The most common symptom of a stress fracture is pain during activity. The pain usually begins at the same spot and stops when activity is ceased. Other indicators include swelling on the top of the foot or on the outside of the ankle, tenderness to touch and bruising.
Who is at risk?
As the name suggests march or stress fractures can be caused by sudden increases in physical activity such as running, jogging or even walking. Often patients who start a new workout program or begin training for events such as marathons or distance running are at risk of developing stress fractures.
Footwear that is flimsy or worn out, or an underlying biomechanical condition such as hypermobility or a tendonitis can reduce your foots ability to absorb the repetitive forces as your foot strikes the ground, consequently causing stress fractures.
A stress fracture will be very painfully and will be worse when weight-bearing such as when standing. Often acute stress fractures can be swollen and bruised.
Patients which bone insufficiency conditions such as Osteoporosis, patients who are undertaking extreme diets or have Vitamin D insufficiency are at a greater risk of stress fractures as the bone density is often reduced.
Women suffering from the Female Athlete Triad are particularly susceptible and should take care to see a podiatrist should there be any discomfort as their bodies are more susceptible to these injuries.
How is a stress fracture diagnosed?
A thorough medical history helps your clinician see if any lifestyle choices, previous medical conditions, or other relevant data may pose certain risk factors. This is followed by a physical examination where the podiatrist will locate the area of pain and assess for damaged structures.

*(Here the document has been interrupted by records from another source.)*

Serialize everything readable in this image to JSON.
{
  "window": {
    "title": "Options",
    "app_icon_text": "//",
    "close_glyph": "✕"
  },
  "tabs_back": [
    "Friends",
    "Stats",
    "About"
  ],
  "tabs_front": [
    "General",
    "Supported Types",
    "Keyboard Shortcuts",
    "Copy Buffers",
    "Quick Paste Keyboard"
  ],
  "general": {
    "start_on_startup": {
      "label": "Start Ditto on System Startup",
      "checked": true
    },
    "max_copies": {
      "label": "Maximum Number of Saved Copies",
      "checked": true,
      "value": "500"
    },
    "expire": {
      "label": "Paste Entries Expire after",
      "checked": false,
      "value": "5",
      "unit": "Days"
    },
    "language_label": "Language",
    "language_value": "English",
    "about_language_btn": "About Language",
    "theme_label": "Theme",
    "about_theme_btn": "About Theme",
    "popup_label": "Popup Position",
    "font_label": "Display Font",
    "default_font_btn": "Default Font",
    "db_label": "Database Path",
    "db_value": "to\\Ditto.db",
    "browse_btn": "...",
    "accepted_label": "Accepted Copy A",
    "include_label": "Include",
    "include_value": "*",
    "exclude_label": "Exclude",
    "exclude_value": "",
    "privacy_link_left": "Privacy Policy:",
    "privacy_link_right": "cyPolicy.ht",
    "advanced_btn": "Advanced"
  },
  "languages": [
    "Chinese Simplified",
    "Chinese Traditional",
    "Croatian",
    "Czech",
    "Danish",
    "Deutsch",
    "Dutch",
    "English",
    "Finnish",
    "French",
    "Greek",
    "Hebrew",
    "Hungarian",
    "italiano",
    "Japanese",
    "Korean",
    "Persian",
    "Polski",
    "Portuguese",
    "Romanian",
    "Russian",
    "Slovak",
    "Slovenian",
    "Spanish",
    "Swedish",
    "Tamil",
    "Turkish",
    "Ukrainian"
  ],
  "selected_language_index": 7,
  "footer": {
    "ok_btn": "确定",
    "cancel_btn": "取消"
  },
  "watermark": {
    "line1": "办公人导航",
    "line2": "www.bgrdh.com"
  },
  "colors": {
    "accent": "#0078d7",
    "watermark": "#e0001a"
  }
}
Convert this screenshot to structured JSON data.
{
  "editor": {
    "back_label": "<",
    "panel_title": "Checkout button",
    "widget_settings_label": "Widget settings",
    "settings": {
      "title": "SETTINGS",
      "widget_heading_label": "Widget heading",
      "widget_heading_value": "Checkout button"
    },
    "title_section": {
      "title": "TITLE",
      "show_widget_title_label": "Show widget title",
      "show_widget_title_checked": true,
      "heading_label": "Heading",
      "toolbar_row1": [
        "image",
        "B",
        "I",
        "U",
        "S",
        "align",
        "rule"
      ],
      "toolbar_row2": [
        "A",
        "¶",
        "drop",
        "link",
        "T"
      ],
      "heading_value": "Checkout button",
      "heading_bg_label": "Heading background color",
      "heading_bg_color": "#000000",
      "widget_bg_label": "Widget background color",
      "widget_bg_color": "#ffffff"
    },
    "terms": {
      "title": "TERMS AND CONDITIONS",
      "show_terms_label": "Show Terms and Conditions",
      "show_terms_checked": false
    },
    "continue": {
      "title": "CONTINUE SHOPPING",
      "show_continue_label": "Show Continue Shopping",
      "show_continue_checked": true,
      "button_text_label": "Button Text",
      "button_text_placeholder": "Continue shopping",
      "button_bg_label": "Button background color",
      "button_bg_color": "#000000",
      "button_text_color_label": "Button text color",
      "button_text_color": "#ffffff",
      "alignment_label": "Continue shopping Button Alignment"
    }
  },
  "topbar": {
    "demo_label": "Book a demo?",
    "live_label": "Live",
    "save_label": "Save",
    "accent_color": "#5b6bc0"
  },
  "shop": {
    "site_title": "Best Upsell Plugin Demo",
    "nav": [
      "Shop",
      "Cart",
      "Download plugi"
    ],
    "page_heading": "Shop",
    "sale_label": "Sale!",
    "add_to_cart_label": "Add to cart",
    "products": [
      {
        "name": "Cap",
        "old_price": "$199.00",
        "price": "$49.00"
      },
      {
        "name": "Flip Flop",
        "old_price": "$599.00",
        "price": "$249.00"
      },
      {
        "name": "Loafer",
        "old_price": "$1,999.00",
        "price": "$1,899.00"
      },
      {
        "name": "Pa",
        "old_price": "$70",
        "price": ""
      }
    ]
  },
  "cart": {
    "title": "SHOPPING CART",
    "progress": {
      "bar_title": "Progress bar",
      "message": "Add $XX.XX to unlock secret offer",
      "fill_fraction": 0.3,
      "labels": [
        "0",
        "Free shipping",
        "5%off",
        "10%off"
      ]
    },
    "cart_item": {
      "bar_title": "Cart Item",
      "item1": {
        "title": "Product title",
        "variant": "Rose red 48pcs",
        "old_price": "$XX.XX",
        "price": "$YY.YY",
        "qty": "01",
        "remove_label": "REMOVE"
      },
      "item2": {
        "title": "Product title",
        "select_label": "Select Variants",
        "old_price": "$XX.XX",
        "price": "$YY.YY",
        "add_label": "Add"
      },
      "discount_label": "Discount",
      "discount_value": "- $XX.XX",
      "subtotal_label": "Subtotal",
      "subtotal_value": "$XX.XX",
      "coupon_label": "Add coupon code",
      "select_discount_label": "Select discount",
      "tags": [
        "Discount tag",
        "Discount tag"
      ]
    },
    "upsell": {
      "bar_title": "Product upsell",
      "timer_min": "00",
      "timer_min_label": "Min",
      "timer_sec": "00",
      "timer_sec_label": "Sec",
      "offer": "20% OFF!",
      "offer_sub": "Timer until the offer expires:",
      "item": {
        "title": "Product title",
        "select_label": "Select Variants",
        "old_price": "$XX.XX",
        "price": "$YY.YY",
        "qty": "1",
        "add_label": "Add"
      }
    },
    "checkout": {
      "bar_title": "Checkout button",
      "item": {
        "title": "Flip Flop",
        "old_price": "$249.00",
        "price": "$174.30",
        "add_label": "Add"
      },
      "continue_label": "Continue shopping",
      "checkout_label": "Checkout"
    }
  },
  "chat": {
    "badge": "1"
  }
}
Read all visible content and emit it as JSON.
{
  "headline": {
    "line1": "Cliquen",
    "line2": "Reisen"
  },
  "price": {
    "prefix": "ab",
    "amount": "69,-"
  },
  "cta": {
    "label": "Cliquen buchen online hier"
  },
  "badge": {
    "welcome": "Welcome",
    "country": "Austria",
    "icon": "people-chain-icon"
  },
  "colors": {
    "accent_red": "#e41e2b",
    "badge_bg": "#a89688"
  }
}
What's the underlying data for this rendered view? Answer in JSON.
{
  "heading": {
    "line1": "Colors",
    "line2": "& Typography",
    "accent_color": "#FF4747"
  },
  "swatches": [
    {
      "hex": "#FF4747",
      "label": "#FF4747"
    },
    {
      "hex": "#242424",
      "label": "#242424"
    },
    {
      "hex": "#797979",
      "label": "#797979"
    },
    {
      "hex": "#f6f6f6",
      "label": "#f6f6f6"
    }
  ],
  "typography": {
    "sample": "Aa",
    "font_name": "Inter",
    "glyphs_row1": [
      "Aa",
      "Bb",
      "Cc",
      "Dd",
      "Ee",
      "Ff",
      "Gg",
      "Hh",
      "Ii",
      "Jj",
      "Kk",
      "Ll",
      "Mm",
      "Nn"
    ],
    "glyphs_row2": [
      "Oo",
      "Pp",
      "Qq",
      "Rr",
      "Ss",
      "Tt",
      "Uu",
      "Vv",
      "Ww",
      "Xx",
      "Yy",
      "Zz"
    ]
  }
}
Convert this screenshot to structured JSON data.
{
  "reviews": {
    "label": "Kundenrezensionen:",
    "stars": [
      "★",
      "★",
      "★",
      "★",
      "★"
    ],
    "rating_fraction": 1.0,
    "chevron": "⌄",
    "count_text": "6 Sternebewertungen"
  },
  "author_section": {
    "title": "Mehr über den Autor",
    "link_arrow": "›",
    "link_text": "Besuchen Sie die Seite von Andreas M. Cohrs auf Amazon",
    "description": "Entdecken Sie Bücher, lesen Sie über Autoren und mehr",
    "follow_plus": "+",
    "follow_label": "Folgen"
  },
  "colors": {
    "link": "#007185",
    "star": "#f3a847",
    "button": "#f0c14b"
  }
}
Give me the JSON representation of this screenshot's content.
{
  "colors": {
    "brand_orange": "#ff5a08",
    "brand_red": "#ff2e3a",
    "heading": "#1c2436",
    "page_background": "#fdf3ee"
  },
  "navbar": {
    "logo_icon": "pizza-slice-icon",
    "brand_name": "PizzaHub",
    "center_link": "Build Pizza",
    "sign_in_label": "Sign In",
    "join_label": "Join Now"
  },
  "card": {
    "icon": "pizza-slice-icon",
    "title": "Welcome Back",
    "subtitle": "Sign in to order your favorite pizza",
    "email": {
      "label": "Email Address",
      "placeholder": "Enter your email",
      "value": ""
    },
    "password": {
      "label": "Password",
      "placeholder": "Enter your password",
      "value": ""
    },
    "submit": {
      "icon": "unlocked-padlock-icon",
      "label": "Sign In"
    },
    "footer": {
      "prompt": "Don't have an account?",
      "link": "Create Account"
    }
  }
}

Once a specific area has been pinpointed, diagnostic ultra-sound imaging may be used to assess the internal structures of your body for any damage and swelling around the bone that is commonly associated with a suspected stress fracture. In some cases, your podiatrist may request for X-ray investigation to provide detailed images of the bone and check for any bone callus or breaks in the cortex of the bone as this may also be suggestive of stress fracture.